But then children grow and develop their own social dynamics and preferences, adding levels of complication to intraparent relationships. I find myself now, towards the end of lower school, in that tricky stage where children have definite ideas about who their friends are, but not the independence or wherewithal to manage their own social plans. This puts more pressure than ever on parents to be responsible monitors of their children’s friendships, yet we’ve also developed clear preferences about whom we like or trust. We approve in theory of the ideal of inclusiveness, but it’s difficult to impose it on unwilling children, and sometimes we just don’t feel like planning an afternoon with a parent or child we don’t click with.
I'm starting to realize these “tween” years (and yes, apparently they start at 9—another surprise to me) will prove the most stressful yet, in social terms, for both children and parent.
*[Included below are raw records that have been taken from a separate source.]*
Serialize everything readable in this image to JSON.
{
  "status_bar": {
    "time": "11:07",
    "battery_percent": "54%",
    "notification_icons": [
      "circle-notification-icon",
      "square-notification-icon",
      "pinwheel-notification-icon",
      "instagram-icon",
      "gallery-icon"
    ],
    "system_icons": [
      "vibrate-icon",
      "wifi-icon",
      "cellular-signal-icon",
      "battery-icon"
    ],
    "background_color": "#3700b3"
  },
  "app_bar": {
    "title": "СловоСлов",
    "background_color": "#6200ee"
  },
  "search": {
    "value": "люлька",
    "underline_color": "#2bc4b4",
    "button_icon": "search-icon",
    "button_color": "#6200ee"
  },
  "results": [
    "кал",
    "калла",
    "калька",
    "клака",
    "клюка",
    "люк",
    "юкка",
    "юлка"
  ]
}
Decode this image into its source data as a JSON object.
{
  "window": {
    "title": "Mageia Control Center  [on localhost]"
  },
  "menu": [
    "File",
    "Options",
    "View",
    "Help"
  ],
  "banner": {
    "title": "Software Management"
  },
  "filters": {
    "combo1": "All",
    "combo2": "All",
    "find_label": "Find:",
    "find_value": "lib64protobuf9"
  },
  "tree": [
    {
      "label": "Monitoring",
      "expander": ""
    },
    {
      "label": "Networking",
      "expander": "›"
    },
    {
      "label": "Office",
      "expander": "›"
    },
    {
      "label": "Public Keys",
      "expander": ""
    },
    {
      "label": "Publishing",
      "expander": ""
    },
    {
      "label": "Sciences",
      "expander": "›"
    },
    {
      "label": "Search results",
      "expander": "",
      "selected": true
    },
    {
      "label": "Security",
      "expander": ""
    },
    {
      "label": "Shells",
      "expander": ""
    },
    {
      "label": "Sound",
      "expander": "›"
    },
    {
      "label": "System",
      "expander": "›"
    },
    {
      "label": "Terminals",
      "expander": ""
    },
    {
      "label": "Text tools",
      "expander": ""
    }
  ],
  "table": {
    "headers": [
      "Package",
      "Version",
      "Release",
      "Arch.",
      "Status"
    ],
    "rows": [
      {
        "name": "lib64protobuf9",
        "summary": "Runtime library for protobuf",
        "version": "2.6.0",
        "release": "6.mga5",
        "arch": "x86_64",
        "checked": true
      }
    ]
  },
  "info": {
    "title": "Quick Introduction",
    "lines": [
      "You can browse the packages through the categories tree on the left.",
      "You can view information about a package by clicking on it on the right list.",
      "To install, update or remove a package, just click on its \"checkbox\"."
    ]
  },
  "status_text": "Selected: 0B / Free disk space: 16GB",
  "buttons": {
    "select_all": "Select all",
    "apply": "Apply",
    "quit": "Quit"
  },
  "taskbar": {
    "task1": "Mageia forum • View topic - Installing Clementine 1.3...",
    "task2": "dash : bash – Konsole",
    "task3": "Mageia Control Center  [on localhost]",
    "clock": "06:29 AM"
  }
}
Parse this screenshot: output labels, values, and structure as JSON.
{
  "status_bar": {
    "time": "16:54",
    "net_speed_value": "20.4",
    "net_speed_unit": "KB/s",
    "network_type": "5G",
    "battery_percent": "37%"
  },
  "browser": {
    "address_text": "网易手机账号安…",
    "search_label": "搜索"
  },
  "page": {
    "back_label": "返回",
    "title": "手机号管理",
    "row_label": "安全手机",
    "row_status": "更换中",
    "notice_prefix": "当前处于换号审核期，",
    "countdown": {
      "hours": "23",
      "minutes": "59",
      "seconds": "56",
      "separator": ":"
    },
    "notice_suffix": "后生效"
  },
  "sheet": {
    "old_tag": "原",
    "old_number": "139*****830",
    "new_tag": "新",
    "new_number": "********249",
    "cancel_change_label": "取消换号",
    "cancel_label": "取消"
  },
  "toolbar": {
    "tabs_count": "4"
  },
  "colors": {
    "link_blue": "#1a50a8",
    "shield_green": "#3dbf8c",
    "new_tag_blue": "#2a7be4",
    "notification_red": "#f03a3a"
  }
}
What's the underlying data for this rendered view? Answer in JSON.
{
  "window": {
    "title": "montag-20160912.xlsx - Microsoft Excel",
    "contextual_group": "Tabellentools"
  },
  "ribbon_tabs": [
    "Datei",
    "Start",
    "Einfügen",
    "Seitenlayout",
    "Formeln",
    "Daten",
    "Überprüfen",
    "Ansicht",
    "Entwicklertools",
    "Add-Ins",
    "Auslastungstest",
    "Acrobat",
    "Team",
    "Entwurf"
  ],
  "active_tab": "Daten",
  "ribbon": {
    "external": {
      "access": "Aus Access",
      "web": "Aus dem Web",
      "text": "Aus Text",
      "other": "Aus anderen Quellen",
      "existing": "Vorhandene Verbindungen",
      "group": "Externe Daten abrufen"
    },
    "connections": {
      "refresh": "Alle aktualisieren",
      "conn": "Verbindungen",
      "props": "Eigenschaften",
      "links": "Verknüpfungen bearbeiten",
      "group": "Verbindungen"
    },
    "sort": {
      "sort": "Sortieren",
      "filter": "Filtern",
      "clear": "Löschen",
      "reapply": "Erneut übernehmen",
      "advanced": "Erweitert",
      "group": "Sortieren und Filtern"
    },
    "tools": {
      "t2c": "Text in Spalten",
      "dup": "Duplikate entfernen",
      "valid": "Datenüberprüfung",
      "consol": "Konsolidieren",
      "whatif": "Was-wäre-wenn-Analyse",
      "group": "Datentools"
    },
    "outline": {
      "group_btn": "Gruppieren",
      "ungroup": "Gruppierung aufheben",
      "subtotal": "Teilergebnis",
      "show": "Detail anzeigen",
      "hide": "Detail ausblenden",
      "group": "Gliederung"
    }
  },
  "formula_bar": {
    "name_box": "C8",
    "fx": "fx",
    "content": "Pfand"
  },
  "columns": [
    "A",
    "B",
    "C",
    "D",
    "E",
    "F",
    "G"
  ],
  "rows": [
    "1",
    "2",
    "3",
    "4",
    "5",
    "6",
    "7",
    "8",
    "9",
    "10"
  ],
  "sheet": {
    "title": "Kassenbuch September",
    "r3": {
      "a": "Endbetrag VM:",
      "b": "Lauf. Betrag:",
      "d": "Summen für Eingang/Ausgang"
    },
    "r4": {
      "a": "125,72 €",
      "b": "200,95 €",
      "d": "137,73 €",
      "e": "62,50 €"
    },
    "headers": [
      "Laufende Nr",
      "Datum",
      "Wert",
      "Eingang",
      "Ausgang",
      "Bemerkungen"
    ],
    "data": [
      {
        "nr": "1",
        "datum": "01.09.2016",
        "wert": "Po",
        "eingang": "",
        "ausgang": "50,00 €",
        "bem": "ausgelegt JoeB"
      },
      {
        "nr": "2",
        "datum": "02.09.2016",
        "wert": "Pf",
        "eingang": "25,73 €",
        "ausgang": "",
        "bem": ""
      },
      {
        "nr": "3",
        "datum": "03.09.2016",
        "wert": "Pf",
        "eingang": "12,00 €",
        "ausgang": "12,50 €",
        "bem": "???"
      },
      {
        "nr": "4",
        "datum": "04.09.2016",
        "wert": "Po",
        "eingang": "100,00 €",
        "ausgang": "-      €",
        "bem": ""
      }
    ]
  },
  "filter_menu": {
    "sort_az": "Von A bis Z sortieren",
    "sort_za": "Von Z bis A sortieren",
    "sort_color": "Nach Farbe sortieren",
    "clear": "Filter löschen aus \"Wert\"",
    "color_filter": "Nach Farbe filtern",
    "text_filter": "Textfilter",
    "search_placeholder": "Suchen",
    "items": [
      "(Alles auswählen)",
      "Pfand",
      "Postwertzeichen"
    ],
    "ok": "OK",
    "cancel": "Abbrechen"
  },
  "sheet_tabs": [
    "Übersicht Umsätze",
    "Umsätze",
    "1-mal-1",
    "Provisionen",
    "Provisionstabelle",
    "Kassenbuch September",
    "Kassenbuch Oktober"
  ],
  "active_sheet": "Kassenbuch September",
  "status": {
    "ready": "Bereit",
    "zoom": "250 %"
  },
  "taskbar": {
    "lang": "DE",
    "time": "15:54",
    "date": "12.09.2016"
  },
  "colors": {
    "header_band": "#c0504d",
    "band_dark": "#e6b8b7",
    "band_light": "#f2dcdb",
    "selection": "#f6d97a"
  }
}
Feelings will be wounded on both sides, and with greater awareness comes higher stakes. People are flawed; they make mistakes and they hurt each other, accidentally or purposely, all the time. I’m no exception: not long ago I hosted a dinner with limited seating and didn’t invite a close friend. To my horror, she discovered she’d been left out and was hurt and disappointed. Of course I apologized profusely and tried to explain, but I still feel sick about it and deeply regret my decision. And I’m sure I’ve wounded other people over the years without realizing it. But while it’s regrettable when adults hurt adults' feelings, or children hurt children, it’s different when adults mimic, condone or abet the hurtful behavior of their children. I don't know whether there's a remedy for this; some schools have policies or guidelines on birthday parties and playdates, but is this genuinely their purview? Perhaps the best case scenario is for parent associations to guide social behavior by laying out expectations and ideals that make sense for their communities. Parenting is fraught enough without our stooping to a schoolyard level ourselves, so let's utilize our parental authority—while we still have some—and encourage our children to treat each other kindly by modelling some kindness ourselves.
What I cooked this week (to soothe my wounded soul):